Overcapacity is still a major problem for the industry said Zhang. New production capacity continues to be added as mill projects started in China’s prosperous years are completed and commissioned. Just last year two major 10 million tonne projects were partially completed. Outdated mills are being phased out but the closures are slow as provinces reluctantly give up major employers and revenue.

Steel production output is falling slowing with a 2.1 percent decline in 2015 to 781 million tonnes and another 3.1 percent decline expected for 2016.

Charles Bradford of Bradford Research said Chinese data is always subject to revision. Data in China is revised for the previous year at the end of the following year, which can skew results making steel growth rates look smaller. Bradford also disagrees with how capacity is defined, saying it should be “what can actually be produced, not what theoretically is possible.”

With steel demand faltering at home the alternative has been to ship steel abroad—steel exports from China in 2015 increased to 112.4 million tonnes from 93.78 in 2014. However, Chinese exports are increasingly being met with tough trade restrictions to protect domestic production.
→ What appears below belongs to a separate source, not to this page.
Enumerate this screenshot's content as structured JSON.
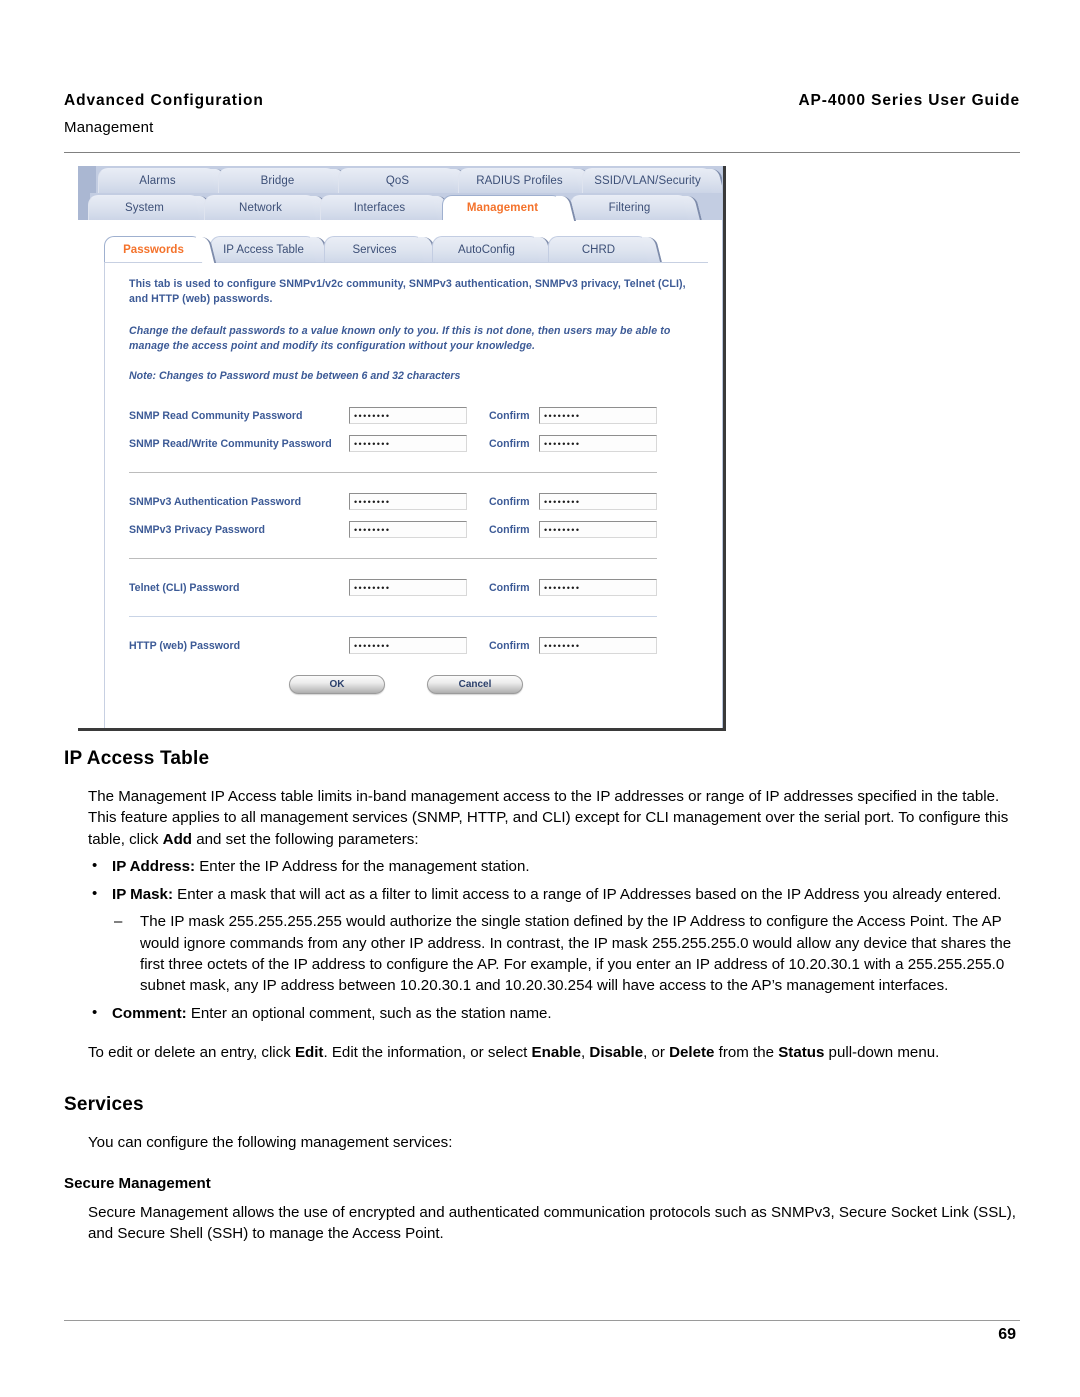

Bradford says although the U.S. steel industry hopes that trade cases will reduce imports from China and elsewhere, duties that are less than ten percent do not affect trade. The recent Brazil determination of countervailing duties for hot rolled coil is an example at 7.42 percent.

Bradford agrees that China production has to be cut. “Present production cannot be sustained, it has to slowdown.” Part of the problem will be logistics. Railroads were built to handle freight from manufacturing expansion and then trains were made to go faster resulting in more accidents. Much of the freight in China is moved by river, “but you can’t build more rivers” he said.

Bradford says the latest comments by CISA are nothing new. The same discussions over capacity were made in 2006. At that time capacity was expected to reach 1.0 billion tonnes by 2020. They are ahead of schedule, said Bradford. Bradford Research is forecasting China steel production at 806 million tonnes for 2015 and a reduction to 780 million tonnes in 2016.

Despite calls by the Central government to reduce steel production in China, the 29 provinces tend to act independently, not always complying with directives. Bradford related a story about a Chinese steel producer that had all of his mills slated for closure on a government list. When asked how he would remain in business, the answer was “I’m expanding.”

The story is not uncommon said Bradford. In order to get a permit for a new mill in China, other capacity in the area must be shut down. If there is an order, for example, for mills producing at 10 million tonnes to be closed, then the producer does so and opens one at 20,000 tonnes, defeating the purpose of the policy but going along with the rules.

The mindset of maximum employment and economic growth driving overcapacity is not likely to be changed soon. Employment levels and growth are social issues that keeps the government in power and the population complacent, said Bradford. China has set a growth target of at least 6.5 percent annually for the next five years and keeps Inflation levels below 4 percent.

China Premier Li Keqiang said in a meeting with business leaders in November, “We have capacity to keep annual economic growth at above 6.5% and meet the targets of creating a ‘moderately prosperous society’ by 2020.”

Latest in International Steel Mills